2 - Know Who You’re Buying From
Curbsiders often sell vehicles that are not registered in their name. It’s important to ensure you’re dealing with the registered owner:
- Be bold. Always ask the seller for ID and compare it to the vehicle ownership- they must match
- Curbsiders may make excuses if they don’t match, so be extra vigilant if the vehicle is not registered in the seller’s name or has only been registered in their name for a short period of time
3- Beware of Vehicles Priced Below Market Value
In order to sell vehicles as quickly and easily as possible, curbsiders may offer a “too good to be true” price. They can do this because the vehicles are often accident-damaged, odometer-tampered or rebuilt write-offs. No one sells vehicles for less than they are worth. If a deal seems too good to be true, that’s a warning, not an opportunity.
Online resources may help determine vehicle values/prices:
Member-based consumer groups also provide vehicle pricing information. These include:
4 - Get a Second Opinion
Even if you get maintenance records from the seller, have the vehicle inspected by a licensed mechanic – one you trust. A mechanic may find problems the seller did not disclose or know about.
If the seller resists, walk away.
Can’t find a good mechanic?

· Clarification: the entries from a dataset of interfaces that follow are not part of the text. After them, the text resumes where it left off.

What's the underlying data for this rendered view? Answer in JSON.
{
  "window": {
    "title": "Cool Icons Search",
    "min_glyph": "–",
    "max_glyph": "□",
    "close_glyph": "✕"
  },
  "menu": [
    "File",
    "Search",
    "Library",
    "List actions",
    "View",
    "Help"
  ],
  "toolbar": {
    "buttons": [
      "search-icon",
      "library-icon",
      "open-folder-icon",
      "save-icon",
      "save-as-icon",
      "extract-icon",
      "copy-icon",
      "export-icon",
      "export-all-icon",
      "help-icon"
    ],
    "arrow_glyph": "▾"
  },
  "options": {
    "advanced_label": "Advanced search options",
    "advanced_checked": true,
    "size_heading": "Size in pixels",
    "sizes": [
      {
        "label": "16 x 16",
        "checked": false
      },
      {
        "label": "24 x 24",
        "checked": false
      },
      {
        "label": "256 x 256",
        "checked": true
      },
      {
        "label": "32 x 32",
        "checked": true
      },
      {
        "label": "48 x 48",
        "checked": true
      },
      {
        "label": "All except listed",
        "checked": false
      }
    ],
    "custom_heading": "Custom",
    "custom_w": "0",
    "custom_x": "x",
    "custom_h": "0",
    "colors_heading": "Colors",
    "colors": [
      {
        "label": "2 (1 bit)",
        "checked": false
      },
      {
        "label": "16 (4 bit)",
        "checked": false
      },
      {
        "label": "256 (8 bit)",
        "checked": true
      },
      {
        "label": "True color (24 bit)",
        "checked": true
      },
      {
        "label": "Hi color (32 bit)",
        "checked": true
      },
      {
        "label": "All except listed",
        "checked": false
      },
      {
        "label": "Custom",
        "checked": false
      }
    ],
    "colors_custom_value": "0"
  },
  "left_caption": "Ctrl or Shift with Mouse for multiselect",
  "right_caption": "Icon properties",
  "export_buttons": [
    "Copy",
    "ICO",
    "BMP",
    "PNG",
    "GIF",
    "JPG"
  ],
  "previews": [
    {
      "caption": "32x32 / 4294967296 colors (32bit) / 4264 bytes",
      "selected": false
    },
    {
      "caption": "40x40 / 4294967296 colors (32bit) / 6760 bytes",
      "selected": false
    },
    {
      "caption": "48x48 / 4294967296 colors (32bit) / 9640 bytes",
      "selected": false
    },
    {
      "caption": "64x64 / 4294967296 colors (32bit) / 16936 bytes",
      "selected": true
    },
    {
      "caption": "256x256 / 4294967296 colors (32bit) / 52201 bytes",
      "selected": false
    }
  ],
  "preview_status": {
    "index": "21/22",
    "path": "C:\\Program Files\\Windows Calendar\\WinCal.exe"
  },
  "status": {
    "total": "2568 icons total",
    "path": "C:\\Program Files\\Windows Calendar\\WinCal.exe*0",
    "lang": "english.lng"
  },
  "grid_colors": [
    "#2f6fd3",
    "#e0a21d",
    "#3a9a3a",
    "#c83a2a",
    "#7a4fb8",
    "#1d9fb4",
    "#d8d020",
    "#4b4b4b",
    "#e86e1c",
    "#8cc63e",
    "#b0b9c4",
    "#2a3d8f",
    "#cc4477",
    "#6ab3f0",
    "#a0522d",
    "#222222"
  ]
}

There are lists of pre-screened mechanics, repair shops and appraisers available from the APA and Car Help Canada.
For more information about consumer protection please visit: www.omvic.on.ca/portal/Consumers.aspx